[Dataset rows describing interfaces]
<<<<
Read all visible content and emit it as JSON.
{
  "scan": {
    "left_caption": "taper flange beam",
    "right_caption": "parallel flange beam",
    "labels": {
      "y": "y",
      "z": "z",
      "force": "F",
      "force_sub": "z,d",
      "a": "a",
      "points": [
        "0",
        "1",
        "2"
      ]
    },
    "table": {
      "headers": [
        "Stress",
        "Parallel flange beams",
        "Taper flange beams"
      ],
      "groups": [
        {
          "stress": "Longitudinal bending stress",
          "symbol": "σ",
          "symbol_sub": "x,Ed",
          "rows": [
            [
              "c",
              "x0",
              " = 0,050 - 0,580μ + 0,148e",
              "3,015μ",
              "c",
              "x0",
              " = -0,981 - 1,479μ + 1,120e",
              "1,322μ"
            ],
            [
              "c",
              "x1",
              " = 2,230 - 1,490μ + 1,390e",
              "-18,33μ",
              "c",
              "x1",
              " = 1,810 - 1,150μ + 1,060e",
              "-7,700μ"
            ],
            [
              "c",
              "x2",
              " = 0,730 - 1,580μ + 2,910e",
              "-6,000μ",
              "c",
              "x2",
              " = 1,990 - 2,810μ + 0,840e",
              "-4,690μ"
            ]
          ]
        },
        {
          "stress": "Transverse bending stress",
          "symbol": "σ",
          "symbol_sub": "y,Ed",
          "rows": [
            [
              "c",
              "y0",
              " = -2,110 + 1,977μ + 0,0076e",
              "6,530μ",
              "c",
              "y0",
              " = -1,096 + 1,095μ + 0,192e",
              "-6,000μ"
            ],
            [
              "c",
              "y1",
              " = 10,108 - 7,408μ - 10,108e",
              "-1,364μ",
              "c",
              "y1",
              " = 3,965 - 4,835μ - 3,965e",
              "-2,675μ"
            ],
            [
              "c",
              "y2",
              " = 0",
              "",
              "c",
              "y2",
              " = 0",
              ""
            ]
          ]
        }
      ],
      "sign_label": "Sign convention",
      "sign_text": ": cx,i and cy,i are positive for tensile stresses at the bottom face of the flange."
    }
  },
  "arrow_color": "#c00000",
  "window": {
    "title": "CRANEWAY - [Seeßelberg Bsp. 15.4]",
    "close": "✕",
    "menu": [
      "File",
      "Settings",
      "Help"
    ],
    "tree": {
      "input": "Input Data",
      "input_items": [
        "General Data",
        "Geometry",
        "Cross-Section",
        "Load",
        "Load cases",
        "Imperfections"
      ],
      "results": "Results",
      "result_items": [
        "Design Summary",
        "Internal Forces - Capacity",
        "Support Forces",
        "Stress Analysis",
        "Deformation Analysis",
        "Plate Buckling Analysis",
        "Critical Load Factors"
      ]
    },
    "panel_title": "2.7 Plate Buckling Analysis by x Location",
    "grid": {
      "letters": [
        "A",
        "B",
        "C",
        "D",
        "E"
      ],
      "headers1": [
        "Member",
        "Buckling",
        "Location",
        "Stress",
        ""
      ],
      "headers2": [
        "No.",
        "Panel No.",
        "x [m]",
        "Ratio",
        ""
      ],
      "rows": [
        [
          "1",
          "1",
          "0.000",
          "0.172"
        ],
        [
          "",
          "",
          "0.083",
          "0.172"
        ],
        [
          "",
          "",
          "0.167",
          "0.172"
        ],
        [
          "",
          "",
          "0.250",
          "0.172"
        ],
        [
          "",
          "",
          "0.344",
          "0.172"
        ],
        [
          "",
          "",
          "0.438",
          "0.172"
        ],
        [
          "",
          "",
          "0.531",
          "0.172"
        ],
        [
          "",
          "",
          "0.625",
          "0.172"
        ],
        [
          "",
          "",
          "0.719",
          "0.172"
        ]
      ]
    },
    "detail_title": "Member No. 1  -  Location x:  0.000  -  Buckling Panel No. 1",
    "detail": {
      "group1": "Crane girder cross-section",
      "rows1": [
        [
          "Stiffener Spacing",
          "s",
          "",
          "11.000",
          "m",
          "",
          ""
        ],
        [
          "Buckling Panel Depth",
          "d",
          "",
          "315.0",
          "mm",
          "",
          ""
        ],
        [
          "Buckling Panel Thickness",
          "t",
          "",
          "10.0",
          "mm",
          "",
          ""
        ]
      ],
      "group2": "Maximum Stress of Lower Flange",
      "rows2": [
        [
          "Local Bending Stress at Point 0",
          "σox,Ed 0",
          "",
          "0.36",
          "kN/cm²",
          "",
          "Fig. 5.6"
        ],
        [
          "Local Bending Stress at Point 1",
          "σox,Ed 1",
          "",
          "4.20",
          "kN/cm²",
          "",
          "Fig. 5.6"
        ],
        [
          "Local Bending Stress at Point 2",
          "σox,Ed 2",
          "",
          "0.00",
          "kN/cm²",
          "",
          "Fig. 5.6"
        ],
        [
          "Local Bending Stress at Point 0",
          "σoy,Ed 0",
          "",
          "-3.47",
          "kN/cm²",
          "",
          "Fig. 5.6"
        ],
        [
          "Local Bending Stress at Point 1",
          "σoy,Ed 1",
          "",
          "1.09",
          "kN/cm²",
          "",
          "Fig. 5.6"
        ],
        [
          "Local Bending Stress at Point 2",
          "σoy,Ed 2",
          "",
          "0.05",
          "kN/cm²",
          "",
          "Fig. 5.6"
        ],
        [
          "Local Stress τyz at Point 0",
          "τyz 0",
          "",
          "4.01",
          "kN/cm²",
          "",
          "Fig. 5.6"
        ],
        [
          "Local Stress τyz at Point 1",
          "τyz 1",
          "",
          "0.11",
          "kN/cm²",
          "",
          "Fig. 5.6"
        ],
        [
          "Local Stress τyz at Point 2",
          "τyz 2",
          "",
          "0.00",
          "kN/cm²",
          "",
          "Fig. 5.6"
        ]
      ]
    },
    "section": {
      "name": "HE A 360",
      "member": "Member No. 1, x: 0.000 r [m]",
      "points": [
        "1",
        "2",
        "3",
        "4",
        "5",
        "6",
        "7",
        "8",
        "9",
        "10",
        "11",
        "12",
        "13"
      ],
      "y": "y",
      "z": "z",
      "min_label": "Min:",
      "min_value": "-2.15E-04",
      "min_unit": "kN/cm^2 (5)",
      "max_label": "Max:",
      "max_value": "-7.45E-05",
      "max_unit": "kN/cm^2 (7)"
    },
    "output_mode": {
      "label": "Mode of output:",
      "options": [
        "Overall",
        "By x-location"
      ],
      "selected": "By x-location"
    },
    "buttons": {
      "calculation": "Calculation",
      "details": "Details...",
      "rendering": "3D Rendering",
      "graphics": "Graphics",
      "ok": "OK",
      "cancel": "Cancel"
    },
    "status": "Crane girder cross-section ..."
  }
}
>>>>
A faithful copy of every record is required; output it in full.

* **RESULT FOR THIS EXERCISE**:
Read all visible content and emit it as JSON.
{
  "scan": {
    "left_caption": "taper flange beam",
    "right_caption": "parallel flange beam",
    "labels": {
      "y": "y",
      "z": "z",
      "force": "F",
      "force_sub": "z,d",
      "a": "a",
      "points": [
        "0",
        "1",
        "2"
      ]
    },
    "table": {
      "headers": [
        "Stress",
        "Parallel flange beams",
        "Taper flange beams"
      ],
      "groups": [
        {
          "stress": "Longitudinal bending stress",
          "symbol": "σ",
          "symbol_sub": "x,Ed",
          "rows": [
            [
              "c",
              "x0",
              " = 0,050 - 0,580μ + 0,148e",
              "3,015μ",
              "c",
              "x0",
              " = -0,981 - 1,479μ + 1,120e",
              "1,322μ"
            ],
            [
              "c",
              "x1",
              " = 2,230 - 1,490μ + 1,390e",
              "-18,33μ",
              "c",
              "x1",
              " = 1,810 - 1,150μ + 1,060e",
              "-7,700μ"
            ],
            [
              "c",
              "x2",
              " = 0,730 - 1,580μ + 2,910e",
              "-6,000μ",
              "c",
              "x2",
              " = 1,990 - 2,810μ + 0,840e",
              "-4,690μ"
            ]
          ]
        },
        {
          "stress": "Transverse bending stress",
          "symbol": "σ",
          "symbol_sub": "y,Ed",
          "rows": [
            [
              "c",
              "y0",
              " = -2,110 + 1,977μ + 0,0076e",
              "6,530μ",
              "c",
              "y0",
              " = -1,096 + 1,095μ + 0,192e",
              "-6,000μ"
            ],
            [
              "c",
              "y1",
              " = 10,108 - 7,408μ - 10,108e",
              "-1,364μ",
              "c",
              "y1",
              " = 3,965 - 4,835μ - 3,965e",
              "-2,675μ"
            ],
            [
              "c",
              "y2",
              " = 0",
              "",
              "c",
              "y2",
              " = 0",
              ""
            ]
          ]
        }
      ],
      "sign_label": "Sign convention",
      "sign_text": ": cx,i and cy,i are positive for tensile stresses at the bottom face of the flange."
    }
  },
  "arrow_color": "#c00000",
  "window": {
    "title": "CRANEWAY - [Seeßelberg Bsp. 15.4]",
    "close": "✕",
    "menu": [
      "File",
      "Settings",
      "Help"
    ],
    "tree": {
      "input": "Input Data",
      "input_items": [
        "General Data",
        "Geometry",
        "Cross-Section",
        "Load",
        "Load cases",
        "Imperfections"
      ],
      "results": "Results",
      "result_items": [
        "Design Summary",
        "Internal Forces - Capacity",
        "Support Forces",
        "Stress Analysis",
        "Deformation Analysis",
        "Plate Buckling Analysis",
        "Critical Load Factors"
      ]
    },
    "panel_title": "2.7 Plate Buckling Analysis by x Location",
    "grid": {
      "letters": [
        "A",
        "B",
        "C",
        "D",
        "E"
      ],
      "headers1": [
        "Member",
        "Buckling",
        "Location",
        "Stress",
        ""
      ],
      "headers2": [
        "No.",
        "Panel No.",
        "x [m]",
        "Ratio",
        ""
      ],
      "rows": [
        [
          "1",
          "1",
          "0.000",
          "0.172"
        ],
        [
          "",
          "",
          "0.083",
          "0.172"
        ],
        [
          "",
          "",
          "0.167",
          "0.172"
        ],
        [
          "",
          "",
          "0.250",
          "0.172"
        ],
        [
          "",
          "",
          "0.344",
          "0.172"
        ],
        [
          "",
          "",
          "0.438",
          "0.172"
        ],
        [
          "",
          "",
          "0.531",
          "0.172"
        ],
        [
          "",
          "",
          "0.625",
          "0.172"
        ],
        [
          "",
          "",
          "0.719",
          "0.172"
        ]
      ]
    },
    "detail_title": "Member No. 1  -  Location x:  0.000  -  Buckling Panel No. 1",
    "detail": {
      "group1": "Crane girder cross-section",
      "rows1": [
        [
          "Stiffener Spacing",
          "s",
          "",
          "11.000",
          "m",
          "",
          ""
        ],
        [
          "Buckling Panel Depth",
          "d",
          "",
          "315.0",
          "mm",
          "",
          ""
        ],
        [
          "Buckling Panel Thickness",
          "t",
          "",
          "10.0",
          "mm",
          "",
          ""
        ]
      ],
      "group2": "Maximum Stress of Lower Flange",
      "rows2": [
        [
          "Local Bending Stress at Point 0",
          "σox,Ed 0",
          "",
          "0.36",
          "kN/cm²",
          "",
          "Fig. 5.6"
        ],
        [
          "Local Bending Stress at Point 1",
          "σox,Ed 1",
          "",
          "4.20",
          "kN/cm²",
          "",
          "Fig. 5.6"
        ],
        [
          "Local Bending Stress at Point 2",
          "σox,Ed 2",
          "",
          "0.00",
          "kN/cm²",
          "",
          "Fig. 5.6"
        ],
        [
          "Local Bending Stress at Point 0",
          "σoy,Ed 0",
          "",
          "-3.47",
          "kN/cm²",
          "",
          "Fig. 5.6"
        ],
        [
          "Local Bending Stress at Point 1",
          "σoy,Ed 1",
          "",
          "1.09",
          "kN/cm²",
          "",
          "Fig. 5.6"
        ],
        [
          "Local Bending Stress at Point 2",
          "σoy,Ed 2",
          "",
          "0.05",
          "kN/cm²",
          "",
          "Fig. 5.6"
        ],
        [
          "Local Stress τyz at Point 0",
          "τyz 0",
          "",
          "4.01",
          "kN/cm²",
          "",
          "Fig. 5.6"
        ],
        [
          "Local Stress τyz at Point 1",
          "τyz 1",
          "",
          "0.11",
          "kN/cm²",
          "",
          "Fig. 5.6"
        ],
        [
          "Local Stress τyz at Point 2",
          "τyz 2",
          "",
          "0.00",
          "kN/cm²",
          "",
          "Fig. 5.6"
        ]
      ]
    },
    "section": {
      "name": "HE A 360",
      "member": "Member No. 1, x: 0.000 r [m]",
      "points": [
        "1",
        "2",
        "3",
        "4",
        "5",
        "6",
        "7",
        "8",
        "9",
        "10",
        "11",
        "12",
        "13"
      ],
      "y": "y",
      "z": "z",
      "min_label": "Min:",
      "min_value": "-2.15E-04",
      "min_unit": "kN/cm^2 (5)",
      "max_label": "Max:",
      "max_value": "-7.45E-05",
      "max_unit": "kN/cm^2 (7)"
    },
    "output_mode": {
      "label": "Mode of output:",
      "options": [
        "Overall",
        "By x-location"
      ],
      "selected": "By x-location"
    },
    "buttons": {
      "calculation": "Calculation",
      "details": "Details...",
      "rendering": "3D Rendering",
      "graphics": "Graphics",
      "ok": "OK",
      "cancel": "Cancel"
    },
    "status": "Crane girder cross-section ..."
  }
}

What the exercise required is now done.